   ... So I went to the five-and-ten and got the paint, and brought it back to the restaurant. The painter came down from upstairs, and the restaurant owner was there too. I put the cans of paint on an old chair, and the painter began to mix the paint. He put a little more red, he put a little more white -- it still looked pink to me -- and he mixed some more. Then he mumbled something like, "I used to have a little tube of yellow here, to sharpen it up a bit -- then this'll be yellow."

--Richard Feynman, Surely You're Joking, Mr. Feynman!

Eighteen-inch plinth of mud-parge

Posted on September 01, 2008 by Steve
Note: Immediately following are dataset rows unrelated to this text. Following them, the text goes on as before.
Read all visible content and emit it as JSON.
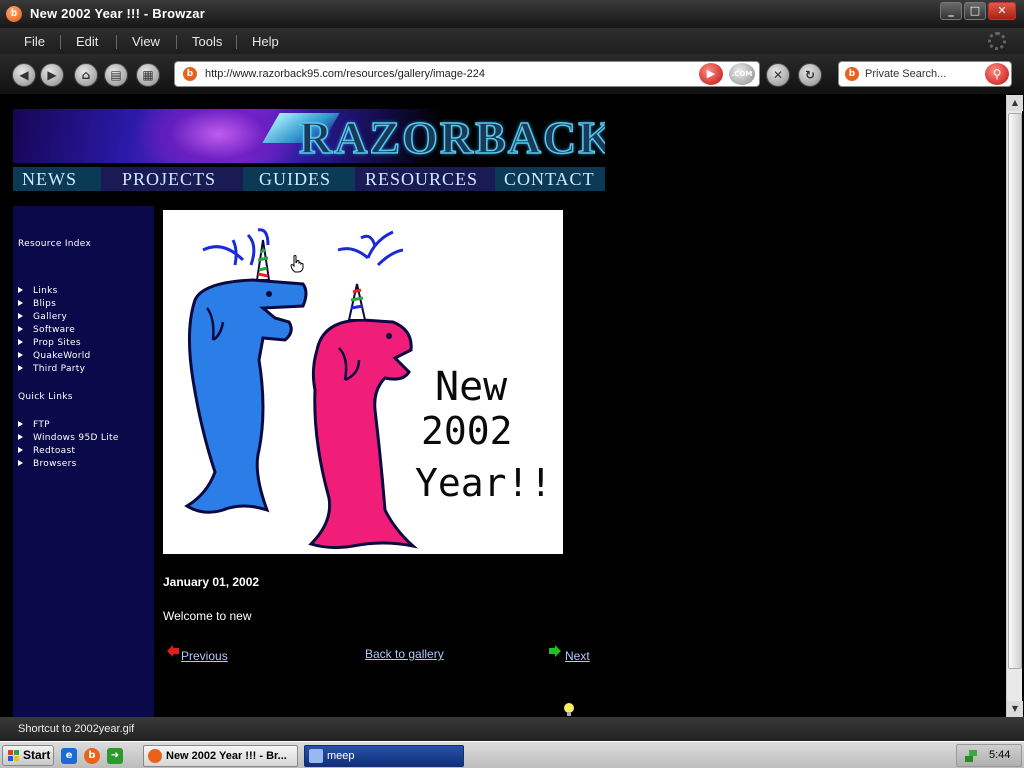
{
  "window": {
    "title": "New 2002 Year !!! - Browzar",
    "app_icon_letter": "b"
  },
  "menu": {
    "items": [
      "File",
      "Edit",
      "View",
      "Tools",
      "Help"
    ]
  },
  "toolbar": {
    "url": "http://www.razorback95.com/resources/gallery/image-224",
    "com_label": ".COM",
    "search_placeholder": "Private Search..."
  },
  "site": {
    "logo": "RAZORBACK",
    "nav": [
      "NEWS",
      "PROJECTS",
      "GUIDES",
      "RESOURCES",
      "CONTACT"
    ]
  },
  "sidebar": {
    "resource_heading": "Resource Index",
    "resource_items": [
      "Links",
      "Blips",
      "Gallery",
      "Software",
      "Prop Sites",
      "QuakeWorld",
      "Third Party"
    ],
    "quick_heading": "Quick Links",
    "quick_items": [
      "FTP",
      "Windows 95D Lite",
      "Redtoast",
      "Browsers"
    ]
  },
  "artwork": {
    "line1": "New",
    "line2": "2002",
    "line3": "Year!!"
  },
  "content": {
    "date": "January 01, 2002",
    "text": "Welcome to new",
    "previous_label": "Previous",
    "back_label": "Back to gallery",
    "next_label": "Next"
  },
  "statusbar": {
    "text": "Shortcut to 2002year.gif"
  },
  "taskbar": {
    "start_label": "Start",
    "active_task": "New 2002 Year !!! - Br...",
    "other_task": "meep",
    "clock": "5:44"
  },
  "colors": {
    "link": "#b0c8ff",
    "sidebar_bg": "#0a0a4a",
    "nav_bg": "#0a3a55"
  }
}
Tony got a whiff of life in the Good Old Days before the horseless carriage, reminding me of this classic description of London in the late nineteenth century.
The Strand of those days...was the throbbing heart of the people's essential London...But the mud! [a euphemism] And the noise! And the smell! All these blemishes were [the] mark of [the] horse....

The whole of London's crowded wheeled traffic - which in parts of the City was at times dense beyond movement - was dependent on the horse lorry: wagon, bus, hansom and `growler', and coaches and carriages and private vehicles of all kinds, were appendages to horses...the characteristic aroma - for the nose recognized London with gay excitement - was of stables, which were commonly of three or four storeys with inclined ways zigzagging up the faces of them; [their] middens kept the cast-iron filigree chandeliers that glorified the reception rooms of upper- and lower- middle-class homes throughout London encrusted with dead flies, and, in late summer, veiled with living clouds of them.

A more assertive mark of the horse was the mud that, despite the activities of a numberous corps of red- jacketed boys who dodged among wheels and hooves with pan and brush in service to iron bins at the pavement-edge, either flooded the streets with churnings of `pea soup' that at times collected in pools over-brimming the kerbs, and at others covered the road-surface as with axle grease or bran-laden dust to the distraction of the wayfarer. In the first case, the swift-moving hansom or gig would fling sheets of such soup - where not intercepted by trousers or skirts - completely across the pavement, so that the frontages of the Strand throughout its length had an eighteen-inch plinth of mud-parge thus imposed upon it. The pea-soup condition was met by wheeled `mud-carts' each attended by two ladlers clothed as for Icelandic seas in thigh boots, oilskins collared to the chin, and sou'westers sealing in the back of the neck. Splash Ho! The foot passenger now gets the mud in his eye! The axle-grease condition was met by horse-mechanized brushes and travellers in the small hours found fire-hoses washing away residues....

This description appeared in Julian Simon's The Ultimate Resource, but I haven't been able to determine the original source.